= Action item =
What you return should match every record exactly, with the images removed.

[Dataset rows for apps and sites]
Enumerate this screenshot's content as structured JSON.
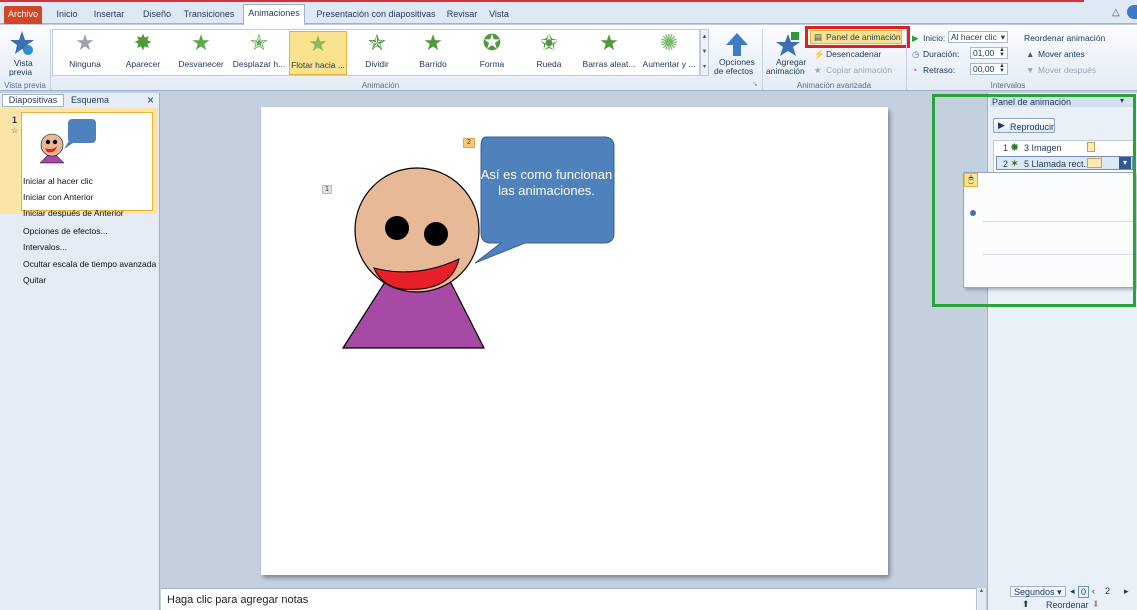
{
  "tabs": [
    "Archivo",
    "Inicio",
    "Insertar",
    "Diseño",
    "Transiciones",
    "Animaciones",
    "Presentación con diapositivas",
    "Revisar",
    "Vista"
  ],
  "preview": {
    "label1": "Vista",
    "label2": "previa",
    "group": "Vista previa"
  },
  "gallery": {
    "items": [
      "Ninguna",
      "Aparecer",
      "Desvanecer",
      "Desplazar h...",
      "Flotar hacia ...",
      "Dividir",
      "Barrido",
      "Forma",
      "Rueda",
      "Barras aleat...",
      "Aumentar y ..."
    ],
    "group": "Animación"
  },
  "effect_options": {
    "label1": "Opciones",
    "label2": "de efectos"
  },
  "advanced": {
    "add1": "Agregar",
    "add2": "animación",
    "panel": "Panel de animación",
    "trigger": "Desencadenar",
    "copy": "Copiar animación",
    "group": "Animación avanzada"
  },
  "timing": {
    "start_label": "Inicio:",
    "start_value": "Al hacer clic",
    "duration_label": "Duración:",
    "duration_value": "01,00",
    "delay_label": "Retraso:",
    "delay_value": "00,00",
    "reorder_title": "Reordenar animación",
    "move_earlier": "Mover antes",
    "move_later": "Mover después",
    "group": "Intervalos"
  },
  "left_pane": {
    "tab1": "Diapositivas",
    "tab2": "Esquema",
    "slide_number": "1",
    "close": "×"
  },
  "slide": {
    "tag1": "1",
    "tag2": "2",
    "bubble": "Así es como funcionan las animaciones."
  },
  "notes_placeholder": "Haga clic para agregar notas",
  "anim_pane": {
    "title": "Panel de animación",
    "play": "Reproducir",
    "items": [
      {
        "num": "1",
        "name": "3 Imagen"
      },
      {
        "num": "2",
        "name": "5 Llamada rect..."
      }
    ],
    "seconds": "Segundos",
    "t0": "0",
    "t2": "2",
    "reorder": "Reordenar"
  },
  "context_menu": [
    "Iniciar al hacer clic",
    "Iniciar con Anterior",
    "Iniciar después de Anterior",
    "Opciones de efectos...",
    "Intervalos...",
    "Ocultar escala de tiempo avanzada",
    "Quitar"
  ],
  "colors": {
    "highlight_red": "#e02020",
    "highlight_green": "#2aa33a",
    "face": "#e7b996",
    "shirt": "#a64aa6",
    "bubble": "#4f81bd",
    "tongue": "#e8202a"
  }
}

= Response for this exercise =
Enumerate this screenshot's content as structured JSON.
{
  "tabs": [
    "Archivo",
    "Inicio",
    "Insertar",
    "Diseño",
    "Transiciones",
    "Animaciones",
    "Presentación con diapositivas",
    "Revisar",
    "Vista"
  ],
  "preview": {
    "label1": "Vista",
    "label2": "previa",
    "group": "Vista previa"
  },
  "gallery": {
    "items": [
      "Ninguna",
      "Aparecer",
      "Desvanecer",
      "Desplazar h...",
      "Flotar hacia ...",
      "Dividir",
      "Barrido",
      "Forma",
      "Rueda",
      "Barras aleat...",
      "Aumentar y ..."
    ],
    "group": "Animación"
  },
  "effect_options": {
    "label1": "Opciones",
    "label2": "de efectos"
  },
  "advanced": {
    "add1": "Agregar",
    "add2": "animación",
    "panel": "Panel de animación",
    "trigger": "Desencadenar",
    "copy": "Copiar animación",
    "group": "Animación avanzada"
  },
  "timing": {
    "start_label": "Inicio:",
    "start_value": "Al hacer clic",
    "duration_label": "Duración:",
    "duration_value": "01,00",
    "delay_label": "Retraso:",
    "delay_value": "00,00",
    "reorder_title": "Reordenar animación",
    "move_earlier": "Mover antes",
    "move_later": "Mover después",
    "group": "Intervalos"
  },
  "left_pane": {
    "tab1": "Diapositivas",
    "tab2": "Esquema",
    "slide_number": "1",
    "close": "×"
  },
  "slide": {
    "tag1": "1",
    "tag2": "2",
    "bubble": "Así es como funcionan las animaciones."
  },
  "notes_placeholder": "Haga clic para agregar notas",
  "anim_pane": {
    "title": "Panel de animación",
    "play": "Reproducir",
    "items": [
      {
        "num": "1",
        "name": "3 Imagen"
      },
      {
        "num": "2",
        "name": "5 Llamada rect..."
      }
    ],
    "seconds": "Segundos",
    "t0": "0",
    "t2": "2",
    "reorder": "Reordenar"
  },
  "context_menu": [
    "Iniciar al hacer clic",
    "Iniciar con Anterior",
    "Iniciar después de Anterior",
    "Opciones de efectos...",
    "Intervalos...",
    "Ocultar escala de tiempo avanzada",
    "Quitar"
  ],
  "colors": {
    "highlight_red": "#e02020",
    "highlight_green": "#2aa33a",
    "face": "#e7b996",
    "shirt": "#a64aa6",
    "bubble": "#4f81bd",
    "tongue": "#e8202a"
  }
}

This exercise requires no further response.